“I want you to join me on this cinematic journey. Because it is cinema, Ray. It’s beautiful, beautiful cinema. Now, roll camera. Enter our protagonist.”
The major plot of Guy Ritchie’s latest film is structured within a framing device. The story of Mickey Pearson and his attempts to profit from his drug empire and leave the business to retire is framed by Fletcher’s attempt to blackmail Raymond, Pearson’s right-hand man. Let me be clear about this, if you do not enjoy the undeniably pompous and self-important framing device, then I, frankly, don’t think you’ll enjoy this movie. I think that Fletcher’s elaborate and cheeky presentation of his so-called screenplay, which is really just a write-up of his findings, was extremely amusing, but I can also imagine that others might think it to be frustratingly overblown. Ritchie won’t win over his naysayers here, but if you enjoy his filmography, then I suspect that you will enjoy this film too.
I think that the framing device works.
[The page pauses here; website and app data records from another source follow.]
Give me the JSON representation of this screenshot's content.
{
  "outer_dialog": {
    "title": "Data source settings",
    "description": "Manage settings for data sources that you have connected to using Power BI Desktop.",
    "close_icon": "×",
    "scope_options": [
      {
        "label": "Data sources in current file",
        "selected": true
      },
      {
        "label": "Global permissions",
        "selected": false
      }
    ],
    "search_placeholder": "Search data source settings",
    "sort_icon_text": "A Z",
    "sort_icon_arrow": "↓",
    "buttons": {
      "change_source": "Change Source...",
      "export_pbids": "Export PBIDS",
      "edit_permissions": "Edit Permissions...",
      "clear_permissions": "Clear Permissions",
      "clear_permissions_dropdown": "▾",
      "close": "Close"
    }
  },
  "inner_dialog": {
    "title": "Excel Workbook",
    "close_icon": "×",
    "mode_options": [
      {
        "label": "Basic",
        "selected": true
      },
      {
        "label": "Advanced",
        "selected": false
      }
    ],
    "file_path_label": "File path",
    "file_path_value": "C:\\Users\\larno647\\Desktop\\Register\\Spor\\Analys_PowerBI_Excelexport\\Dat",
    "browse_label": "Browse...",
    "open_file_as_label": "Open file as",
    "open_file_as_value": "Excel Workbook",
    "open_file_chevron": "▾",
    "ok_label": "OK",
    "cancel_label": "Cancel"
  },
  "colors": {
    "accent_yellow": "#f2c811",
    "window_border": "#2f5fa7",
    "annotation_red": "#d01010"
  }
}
I loved the first scenes between Grant and Hunnam’s characters. There is this nice rhythm to the stylish opening that I really enjoyed, but I was surprised to see that the film wasn’t paced more energetically as it went along. I must admit, though, that I think the film becomes overcomplex. Even though the framing device does explain quite a bit, it becomes, perhaps, overly intricate with the many double-crossings and crime bosses. I will say, though, that the biggest problem with this film is its offensive dialogue. You do become tired of the many insensitive or derogatory lines. Whether authentic to the environment, or characters, or not, it just becomes too much. I would also add that the scene between Henry Golding and Michelle Dockery goes way too far and that the actions of Golding’s character are completely unnecessary here.
I really think that the film mainly succeeds because of how enjoyable Charlie Hunnam and Hugh Grants’ rapport is on-screen. Hunnam is solid and competent as the straight man to Grant’s delightfully pompous and flirty private investigator. I think Hugh Grant is extremely entertaining to watch in The Gentlemen. Oddly, McConaughey’s Mickey Pearson might be the least interesting character, and McConaughey’s performance, frankly, isn’t very memorable. This movie is all about its supporting characters who are mischievous and colorful. Like Jeremy Strong’s effete billionaire, Henry Golding’s debonair but aggressive up-and-coming crime underboss, and Colin Farrell’s Coach, who is ready and able to teach young criminals a lesson inside of a restaurant. Strong, Golding, and Farrell are all fashionably dressed, and I, especially, loved the many matching Burberry tracksuits. Farrell’s comedic line-delivery is just impeccable, and he and Grant’s performances are easily the most memorable.
The Gentlemen is a very entertaining film, in large part due to its extraordinary performances from Hugh Grant and Colin Farrell. But Guy Ritchie isn’t for everyone. His style can be overwhelming for some, and his characters and their dialogue can certainly be disagreeable. Those that already do not care for his brand of filmmaking will not be swayed by The Gentlemen. But those that enjoy his style will likely recognize this as a true return to form.
8 out of 10
– Jeffrey Rex Bertelsen.